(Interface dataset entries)
== Segment start ==
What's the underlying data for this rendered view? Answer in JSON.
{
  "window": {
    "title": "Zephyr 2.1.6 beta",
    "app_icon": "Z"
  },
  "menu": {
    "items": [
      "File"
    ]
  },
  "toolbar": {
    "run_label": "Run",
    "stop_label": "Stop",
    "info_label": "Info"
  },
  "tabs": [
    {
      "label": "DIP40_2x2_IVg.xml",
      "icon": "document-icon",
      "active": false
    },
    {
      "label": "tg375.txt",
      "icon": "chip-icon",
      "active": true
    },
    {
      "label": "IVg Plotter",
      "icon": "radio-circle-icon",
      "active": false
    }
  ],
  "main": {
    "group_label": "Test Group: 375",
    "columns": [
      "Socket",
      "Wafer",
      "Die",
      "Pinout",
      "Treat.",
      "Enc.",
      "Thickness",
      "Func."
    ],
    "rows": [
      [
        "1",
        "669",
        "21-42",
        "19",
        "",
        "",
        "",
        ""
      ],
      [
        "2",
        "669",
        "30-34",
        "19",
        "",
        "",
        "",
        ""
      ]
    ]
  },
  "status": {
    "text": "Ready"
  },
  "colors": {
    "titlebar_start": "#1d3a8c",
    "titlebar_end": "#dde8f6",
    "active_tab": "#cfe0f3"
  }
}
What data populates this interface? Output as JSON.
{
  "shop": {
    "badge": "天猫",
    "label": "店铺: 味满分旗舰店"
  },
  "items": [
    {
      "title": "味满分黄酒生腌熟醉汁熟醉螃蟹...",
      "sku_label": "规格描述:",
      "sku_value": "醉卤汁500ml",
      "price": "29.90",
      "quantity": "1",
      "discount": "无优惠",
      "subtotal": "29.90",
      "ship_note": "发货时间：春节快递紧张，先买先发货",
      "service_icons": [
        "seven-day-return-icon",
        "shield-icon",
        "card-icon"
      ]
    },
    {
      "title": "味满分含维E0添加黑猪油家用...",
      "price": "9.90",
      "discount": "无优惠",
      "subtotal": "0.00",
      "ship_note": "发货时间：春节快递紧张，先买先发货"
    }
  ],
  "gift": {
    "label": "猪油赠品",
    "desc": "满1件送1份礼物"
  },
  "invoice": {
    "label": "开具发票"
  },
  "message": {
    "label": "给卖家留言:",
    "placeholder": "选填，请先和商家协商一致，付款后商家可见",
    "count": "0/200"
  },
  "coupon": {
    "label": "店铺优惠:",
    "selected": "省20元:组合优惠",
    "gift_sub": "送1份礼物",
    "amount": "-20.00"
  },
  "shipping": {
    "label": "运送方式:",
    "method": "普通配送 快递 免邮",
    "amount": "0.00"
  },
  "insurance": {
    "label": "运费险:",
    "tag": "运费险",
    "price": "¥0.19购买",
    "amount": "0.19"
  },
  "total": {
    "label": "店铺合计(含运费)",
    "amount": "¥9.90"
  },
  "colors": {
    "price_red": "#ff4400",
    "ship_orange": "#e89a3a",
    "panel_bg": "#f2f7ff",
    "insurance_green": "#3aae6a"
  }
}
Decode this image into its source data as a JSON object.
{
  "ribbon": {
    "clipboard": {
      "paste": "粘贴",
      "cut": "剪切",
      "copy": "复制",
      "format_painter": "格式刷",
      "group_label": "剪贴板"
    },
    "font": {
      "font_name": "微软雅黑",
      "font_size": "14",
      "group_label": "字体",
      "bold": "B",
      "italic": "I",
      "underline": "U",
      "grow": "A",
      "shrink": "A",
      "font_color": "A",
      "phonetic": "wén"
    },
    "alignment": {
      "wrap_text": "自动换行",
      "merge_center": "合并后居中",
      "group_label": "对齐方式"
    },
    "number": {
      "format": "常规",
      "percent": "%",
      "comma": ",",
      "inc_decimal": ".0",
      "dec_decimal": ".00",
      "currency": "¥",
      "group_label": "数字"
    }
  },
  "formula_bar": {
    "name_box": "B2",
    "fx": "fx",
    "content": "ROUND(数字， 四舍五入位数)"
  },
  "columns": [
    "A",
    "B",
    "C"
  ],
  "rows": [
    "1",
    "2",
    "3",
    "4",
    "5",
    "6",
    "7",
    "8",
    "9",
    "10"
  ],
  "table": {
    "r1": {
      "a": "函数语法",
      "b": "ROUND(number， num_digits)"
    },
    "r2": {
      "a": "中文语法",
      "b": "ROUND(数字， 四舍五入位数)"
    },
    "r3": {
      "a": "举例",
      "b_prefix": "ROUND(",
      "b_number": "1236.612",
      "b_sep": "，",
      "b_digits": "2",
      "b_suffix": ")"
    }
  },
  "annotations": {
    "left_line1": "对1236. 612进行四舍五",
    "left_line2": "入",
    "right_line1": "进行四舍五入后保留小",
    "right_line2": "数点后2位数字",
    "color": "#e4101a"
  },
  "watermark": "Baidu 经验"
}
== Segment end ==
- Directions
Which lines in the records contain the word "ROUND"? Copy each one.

- Written answer
    "content": "ROUND(数字， 四舍五入位数)"
      "b": "ROUND(number， num_digits)"
      "b": "ROUND(数字， 四舍五入位数)"
      "b_prefix": "ROUND(",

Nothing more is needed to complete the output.